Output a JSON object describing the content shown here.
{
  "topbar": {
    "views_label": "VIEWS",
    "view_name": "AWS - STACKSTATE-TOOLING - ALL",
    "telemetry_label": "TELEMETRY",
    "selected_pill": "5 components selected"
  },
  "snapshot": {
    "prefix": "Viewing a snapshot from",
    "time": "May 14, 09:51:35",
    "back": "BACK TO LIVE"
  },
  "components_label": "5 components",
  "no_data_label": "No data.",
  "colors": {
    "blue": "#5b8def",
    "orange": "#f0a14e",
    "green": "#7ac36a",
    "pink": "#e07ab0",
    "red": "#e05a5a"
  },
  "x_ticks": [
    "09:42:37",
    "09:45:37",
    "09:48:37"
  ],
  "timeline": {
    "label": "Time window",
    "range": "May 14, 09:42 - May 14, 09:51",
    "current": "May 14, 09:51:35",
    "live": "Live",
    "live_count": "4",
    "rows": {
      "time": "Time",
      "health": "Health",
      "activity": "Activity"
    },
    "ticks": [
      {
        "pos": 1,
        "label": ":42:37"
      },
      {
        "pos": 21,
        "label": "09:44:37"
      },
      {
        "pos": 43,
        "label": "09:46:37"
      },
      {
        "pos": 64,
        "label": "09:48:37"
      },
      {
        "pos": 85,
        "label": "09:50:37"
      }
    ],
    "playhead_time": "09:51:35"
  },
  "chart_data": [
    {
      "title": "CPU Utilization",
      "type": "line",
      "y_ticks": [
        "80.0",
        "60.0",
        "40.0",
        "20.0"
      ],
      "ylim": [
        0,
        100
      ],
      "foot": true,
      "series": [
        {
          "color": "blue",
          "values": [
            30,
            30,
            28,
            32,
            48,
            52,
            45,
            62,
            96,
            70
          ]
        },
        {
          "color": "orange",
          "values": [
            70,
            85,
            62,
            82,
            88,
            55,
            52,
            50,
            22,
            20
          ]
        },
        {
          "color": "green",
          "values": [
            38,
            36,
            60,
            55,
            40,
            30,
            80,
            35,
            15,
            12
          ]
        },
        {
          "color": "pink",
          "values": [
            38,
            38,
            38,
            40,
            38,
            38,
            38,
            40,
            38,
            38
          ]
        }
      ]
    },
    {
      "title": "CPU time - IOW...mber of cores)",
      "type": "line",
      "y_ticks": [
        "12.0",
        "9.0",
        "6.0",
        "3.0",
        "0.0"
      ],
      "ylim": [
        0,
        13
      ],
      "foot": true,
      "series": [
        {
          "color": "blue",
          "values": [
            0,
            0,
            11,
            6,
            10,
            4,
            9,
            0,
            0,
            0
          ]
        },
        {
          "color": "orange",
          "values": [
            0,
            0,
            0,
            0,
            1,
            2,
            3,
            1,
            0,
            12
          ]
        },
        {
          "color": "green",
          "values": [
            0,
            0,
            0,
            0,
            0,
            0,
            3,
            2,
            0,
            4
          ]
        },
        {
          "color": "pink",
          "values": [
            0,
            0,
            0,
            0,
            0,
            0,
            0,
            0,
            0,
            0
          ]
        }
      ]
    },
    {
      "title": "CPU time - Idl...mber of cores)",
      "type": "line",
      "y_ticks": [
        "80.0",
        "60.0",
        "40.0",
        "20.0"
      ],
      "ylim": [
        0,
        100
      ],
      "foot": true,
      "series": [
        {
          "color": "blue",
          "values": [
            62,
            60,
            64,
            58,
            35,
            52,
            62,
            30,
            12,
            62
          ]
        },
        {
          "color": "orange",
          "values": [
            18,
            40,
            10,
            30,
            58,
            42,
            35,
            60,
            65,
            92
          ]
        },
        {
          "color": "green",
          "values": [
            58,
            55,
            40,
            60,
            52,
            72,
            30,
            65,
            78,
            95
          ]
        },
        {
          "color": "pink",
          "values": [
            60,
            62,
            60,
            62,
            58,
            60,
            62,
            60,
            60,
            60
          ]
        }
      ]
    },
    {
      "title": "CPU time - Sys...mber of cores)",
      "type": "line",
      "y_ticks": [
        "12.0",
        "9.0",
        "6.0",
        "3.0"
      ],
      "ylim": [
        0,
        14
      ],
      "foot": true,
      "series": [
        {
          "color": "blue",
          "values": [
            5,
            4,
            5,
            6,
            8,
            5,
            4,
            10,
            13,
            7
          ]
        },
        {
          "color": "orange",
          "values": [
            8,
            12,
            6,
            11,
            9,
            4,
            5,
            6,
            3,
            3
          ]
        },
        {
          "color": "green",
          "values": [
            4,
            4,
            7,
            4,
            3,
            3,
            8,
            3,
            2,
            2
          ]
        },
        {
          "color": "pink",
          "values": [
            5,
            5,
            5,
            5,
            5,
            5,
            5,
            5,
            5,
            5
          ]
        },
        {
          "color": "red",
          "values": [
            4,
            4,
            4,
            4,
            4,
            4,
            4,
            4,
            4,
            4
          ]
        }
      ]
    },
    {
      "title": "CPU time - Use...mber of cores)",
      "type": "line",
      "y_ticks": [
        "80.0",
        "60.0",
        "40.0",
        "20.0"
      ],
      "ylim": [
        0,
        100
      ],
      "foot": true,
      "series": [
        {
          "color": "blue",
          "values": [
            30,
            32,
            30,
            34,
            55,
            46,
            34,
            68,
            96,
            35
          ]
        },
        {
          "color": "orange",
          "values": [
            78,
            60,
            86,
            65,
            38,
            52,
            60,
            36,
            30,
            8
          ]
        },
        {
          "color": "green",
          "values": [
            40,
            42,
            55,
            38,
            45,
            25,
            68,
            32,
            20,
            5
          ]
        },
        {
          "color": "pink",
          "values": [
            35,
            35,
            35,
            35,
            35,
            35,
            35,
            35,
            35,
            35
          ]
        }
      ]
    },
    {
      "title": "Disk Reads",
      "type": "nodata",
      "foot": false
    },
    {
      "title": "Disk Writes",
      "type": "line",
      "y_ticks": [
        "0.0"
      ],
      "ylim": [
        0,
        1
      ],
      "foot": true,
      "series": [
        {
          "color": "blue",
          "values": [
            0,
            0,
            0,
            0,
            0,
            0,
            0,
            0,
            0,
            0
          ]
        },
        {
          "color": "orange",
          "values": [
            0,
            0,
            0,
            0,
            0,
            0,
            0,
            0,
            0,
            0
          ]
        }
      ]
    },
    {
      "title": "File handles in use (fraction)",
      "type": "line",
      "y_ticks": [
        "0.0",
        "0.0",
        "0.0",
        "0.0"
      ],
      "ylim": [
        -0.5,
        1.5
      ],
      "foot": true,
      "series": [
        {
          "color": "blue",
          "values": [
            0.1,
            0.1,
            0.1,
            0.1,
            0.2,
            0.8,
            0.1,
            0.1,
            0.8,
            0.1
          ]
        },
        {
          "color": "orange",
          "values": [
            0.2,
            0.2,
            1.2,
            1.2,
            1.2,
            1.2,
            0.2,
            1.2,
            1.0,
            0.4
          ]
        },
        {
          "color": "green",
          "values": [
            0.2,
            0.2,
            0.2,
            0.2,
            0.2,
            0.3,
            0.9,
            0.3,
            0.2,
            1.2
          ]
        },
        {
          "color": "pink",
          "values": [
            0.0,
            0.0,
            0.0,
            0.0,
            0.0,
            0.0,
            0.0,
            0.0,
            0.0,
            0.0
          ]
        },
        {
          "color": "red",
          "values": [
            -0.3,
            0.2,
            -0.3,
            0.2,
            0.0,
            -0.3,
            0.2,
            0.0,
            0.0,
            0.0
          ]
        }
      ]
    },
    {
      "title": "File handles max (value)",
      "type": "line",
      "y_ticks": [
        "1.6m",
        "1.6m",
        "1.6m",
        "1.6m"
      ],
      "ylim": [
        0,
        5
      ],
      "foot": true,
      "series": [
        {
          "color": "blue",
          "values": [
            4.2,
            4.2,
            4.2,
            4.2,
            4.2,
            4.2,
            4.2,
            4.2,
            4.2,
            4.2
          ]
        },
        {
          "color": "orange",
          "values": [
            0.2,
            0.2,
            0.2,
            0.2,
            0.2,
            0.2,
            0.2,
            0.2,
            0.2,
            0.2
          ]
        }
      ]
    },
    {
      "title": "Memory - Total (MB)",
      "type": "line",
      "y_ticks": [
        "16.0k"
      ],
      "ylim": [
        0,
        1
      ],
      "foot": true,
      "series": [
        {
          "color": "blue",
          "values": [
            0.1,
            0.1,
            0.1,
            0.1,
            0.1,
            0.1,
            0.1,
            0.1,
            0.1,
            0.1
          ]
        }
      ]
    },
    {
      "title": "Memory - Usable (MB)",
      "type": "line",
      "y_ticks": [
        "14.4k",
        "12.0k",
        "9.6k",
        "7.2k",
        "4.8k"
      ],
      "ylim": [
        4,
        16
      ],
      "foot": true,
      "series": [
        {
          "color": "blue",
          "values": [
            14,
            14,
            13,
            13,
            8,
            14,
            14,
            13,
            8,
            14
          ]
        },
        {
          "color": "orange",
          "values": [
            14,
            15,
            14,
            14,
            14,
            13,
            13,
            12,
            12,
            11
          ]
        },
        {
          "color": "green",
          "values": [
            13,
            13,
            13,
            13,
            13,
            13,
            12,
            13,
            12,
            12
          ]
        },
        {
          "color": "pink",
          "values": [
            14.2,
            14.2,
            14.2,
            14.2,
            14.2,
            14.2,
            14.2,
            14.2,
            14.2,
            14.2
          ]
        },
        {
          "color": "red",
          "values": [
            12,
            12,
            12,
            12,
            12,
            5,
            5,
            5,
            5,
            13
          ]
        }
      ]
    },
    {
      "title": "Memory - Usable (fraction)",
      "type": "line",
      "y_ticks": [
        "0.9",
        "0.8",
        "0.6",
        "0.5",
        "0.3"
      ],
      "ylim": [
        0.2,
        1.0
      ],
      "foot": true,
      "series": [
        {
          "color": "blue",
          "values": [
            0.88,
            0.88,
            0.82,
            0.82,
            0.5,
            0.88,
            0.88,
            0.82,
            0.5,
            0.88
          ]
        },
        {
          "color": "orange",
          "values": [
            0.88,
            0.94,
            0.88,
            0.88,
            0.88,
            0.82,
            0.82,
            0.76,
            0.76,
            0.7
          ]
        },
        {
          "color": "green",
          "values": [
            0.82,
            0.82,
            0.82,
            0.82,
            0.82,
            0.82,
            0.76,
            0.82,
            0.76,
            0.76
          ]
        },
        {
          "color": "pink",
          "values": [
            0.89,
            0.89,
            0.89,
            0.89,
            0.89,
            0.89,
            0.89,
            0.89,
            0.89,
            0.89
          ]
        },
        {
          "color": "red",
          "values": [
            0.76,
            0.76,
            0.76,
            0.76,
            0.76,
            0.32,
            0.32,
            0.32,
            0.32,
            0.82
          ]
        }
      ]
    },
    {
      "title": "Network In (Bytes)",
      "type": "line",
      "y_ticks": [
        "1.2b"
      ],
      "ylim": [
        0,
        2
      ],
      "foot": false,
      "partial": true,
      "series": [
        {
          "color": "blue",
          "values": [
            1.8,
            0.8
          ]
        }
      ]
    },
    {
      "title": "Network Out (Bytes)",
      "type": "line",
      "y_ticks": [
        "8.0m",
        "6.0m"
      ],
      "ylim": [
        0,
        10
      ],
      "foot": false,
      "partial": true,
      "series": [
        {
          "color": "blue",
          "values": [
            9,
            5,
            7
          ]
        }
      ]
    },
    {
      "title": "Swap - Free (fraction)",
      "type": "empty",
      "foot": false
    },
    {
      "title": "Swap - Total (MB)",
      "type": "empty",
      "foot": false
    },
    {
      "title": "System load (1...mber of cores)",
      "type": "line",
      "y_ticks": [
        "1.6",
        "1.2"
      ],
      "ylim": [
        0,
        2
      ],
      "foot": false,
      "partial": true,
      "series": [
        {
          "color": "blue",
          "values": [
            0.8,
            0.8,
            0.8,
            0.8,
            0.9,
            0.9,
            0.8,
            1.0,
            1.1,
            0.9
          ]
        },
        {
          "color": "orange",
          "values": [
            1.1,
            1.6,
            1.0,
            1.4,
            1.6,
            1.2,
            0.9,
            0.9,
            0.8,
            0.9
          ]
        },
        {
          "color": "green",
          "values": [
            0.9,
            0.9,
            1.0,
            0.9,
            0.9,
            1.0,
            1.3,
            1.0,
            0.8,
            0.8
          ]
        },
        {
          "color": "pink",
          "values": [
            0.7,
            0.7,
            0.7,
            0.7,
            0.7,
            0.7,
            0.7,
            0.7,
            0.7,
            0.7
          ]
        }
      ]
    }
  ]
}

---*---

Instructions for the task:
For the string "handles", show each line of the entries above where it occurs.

Result of the exercise:
      "title": "File handles in use (fraction)",
      "title": "File handles max (value)",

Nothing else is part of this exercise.